▸ **WHAT TO WORK ON**
Whenever the word "category" shows up in a line of the data, copy that line.

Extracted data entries
+---+
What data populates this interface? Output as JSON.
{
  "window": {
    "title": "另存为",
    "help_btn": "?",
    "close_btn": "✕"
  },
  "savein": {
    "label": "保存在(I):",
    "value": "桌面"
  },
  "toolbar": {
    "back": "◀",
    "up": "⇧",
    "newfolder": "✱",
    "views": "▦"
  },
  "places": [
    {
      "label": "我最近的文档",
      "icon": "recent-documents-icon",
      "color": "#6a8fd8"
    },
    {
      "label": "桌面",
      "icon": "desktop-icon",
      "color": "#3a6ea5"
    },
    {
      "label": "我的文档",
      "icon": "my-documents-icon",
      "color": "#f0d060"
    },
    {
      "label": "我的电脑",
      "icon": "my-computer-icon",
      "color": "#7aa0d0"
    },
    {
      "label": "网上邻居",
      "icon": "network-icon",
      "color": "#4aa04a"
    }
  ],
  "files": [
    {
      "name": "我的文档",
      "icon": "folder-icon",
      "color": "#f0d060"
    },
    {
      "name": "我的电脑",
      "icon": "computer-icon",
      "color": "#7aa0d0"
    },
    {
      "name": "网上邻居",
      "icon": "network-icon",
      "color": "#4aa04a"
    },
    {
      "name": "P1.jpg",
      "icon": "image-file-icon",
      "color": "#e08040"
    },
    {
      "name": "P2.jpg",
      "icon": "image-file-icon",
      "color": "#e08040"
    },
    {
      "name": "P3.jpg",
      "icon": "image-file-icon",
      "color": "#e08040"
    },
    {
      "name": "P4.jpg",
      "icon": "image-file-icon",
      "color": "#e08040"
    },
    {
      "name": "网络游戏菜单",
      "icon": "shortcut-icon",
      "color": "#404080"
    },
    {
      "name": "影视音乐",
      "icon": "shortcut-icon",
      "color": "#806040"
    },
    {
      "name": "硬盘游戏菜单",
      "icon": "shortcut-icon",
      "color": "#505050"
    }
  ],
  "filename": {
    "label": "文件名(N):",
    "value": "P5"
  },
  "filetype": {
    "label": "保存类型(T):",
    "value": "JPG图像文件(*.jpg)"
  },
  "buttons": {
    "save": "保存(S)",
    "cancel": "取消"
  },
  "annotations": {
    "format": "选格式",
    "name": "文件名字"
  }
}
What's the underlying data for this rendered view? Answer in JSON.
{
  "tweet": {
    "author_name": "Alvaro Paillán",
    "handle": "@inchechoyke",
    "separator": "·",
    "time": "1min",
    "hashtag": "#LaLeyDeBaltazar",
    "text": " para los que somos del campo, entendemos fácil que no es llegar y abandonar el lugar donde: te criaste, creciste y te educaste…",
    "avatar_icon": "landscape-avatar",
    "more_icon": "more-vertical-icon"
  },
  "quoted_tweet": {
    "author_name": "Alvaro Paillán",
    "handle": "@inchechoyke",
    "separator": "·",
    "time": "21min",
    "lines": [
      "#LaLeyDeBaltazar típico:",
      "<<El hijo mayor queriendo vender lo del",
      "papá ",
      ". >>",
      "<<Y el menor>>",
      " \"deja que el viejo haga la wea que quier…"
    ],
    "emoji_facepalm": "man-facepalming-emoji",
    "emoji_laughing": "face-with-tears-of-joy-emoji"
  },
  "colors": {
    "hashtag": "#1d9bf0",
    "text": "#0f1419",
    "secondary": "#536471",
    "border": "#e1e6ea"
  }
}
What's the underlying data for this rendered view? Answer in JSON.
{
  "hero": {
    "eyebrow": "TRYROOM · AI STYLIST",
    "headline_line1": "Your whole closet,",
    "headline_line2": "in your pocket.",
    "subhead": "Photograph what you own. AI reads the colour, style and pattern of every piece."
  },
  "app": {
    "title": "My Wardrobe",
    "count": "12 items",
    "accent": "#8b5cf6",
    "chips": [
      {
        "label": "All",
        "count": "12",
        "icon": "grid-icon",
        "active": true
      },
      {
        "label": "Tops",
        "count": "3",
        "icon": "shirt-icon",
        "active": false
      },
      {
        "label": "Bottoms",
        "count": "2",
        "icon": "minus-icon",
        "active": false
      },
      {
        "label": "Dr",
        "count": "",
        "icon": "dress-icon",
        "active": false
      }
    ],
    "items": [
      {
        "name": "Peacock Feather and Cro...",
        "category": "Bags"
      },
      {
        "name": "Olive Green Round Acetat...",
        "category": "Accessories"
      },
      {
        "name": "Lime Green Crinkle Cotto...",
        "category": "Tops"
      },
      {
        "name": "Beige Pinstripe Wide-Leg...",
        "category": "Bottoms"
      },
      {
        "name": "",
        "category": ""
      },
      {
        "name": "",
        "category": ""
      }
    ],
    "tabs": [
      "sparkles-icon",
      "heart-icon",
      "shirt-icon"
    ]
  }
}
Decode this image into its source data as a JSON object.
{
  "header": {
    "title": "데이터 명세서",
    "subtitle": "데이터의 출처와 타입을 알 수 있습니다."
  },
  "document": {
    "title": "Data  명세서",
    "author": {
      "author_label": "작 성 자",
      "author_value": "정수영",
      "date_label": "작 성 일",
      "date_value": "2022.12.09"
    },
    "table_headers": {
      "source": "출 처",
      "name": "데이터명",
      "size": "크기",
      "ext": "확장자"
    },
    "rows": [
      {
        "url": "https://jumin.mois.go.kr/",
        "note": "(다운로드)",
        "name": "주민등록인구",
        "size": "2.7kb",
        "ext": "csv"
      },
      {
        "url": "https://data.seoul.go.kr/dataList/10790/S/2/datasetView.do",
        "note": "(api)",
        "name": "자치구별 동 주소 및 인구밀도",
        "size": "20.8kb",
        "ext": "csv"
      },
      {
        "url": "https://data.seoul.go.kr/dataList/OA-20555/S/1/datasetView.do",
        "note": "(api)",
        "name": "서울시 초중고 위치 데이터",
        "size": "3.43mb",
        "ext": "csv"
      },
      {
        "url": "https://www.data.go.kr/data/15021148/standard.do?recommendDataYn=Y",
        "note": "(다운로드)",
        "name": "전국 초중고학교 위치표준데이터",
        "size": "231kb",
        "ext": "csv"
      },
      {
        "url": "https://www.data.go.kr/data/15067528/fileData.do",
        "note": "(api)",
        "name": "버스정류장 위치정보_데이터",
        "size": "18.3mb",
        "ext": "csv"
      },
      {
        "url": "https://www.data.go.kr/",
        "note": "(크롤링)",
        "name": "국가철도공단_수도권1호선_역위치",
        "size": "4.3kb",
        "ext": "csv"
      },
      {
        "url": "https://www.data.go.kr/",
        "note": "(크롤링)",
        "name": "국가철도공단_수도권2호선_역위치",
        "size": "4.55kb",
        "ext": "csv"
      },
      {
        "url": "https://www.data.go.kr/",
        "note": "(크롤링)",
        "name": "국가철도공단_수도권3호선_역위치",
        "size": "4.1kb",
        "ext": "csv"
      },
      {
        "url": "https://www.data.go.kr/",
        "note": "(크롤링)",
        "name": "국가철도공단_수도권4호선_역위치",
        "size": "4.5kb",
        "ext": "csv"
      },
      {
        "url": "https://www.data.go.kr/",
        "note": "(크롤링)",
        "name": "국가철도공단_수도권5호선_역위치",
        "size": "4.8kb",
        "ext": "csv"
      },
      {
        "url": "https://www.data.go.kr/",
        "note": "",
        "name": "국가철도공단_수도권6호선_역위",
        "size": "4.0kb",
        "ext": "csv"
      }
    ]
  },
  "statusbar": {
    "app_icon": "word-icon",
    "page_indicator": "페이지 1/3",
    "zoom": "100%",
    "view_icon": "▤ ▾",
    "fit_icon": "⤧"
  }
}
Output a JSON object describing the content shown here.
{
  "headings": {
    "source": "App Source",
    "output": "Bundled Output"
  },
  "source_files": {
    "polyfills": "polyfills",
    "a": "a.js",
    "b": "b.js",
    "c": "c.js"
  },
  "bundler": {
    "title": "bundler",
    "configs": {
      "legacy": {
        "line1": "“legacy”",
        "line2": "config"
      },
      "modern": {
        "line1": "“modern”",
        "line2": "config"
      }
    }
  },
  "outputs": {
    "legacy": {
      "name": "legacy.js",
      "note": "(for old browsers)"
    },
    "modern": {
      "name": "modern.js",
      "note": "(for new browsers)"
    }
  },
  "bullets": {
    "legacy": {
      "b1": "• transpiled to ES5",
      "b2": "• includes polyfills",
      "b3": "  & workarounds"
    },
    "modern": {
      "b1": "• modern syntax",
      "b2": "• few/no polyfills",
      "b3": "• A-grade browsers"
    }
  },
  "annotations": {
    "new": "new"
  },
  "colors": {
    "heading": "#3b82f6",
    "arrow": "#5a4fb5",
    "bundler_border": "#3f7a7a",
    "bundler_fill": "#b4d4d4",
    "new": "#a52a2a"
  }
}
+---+
▸ **COMPLETED TASK**
        "category": "Bags"
        "category": "Accessories"
        "category": "Tops"
        "category": "Bottoms"
        "category": ""
        "category": ""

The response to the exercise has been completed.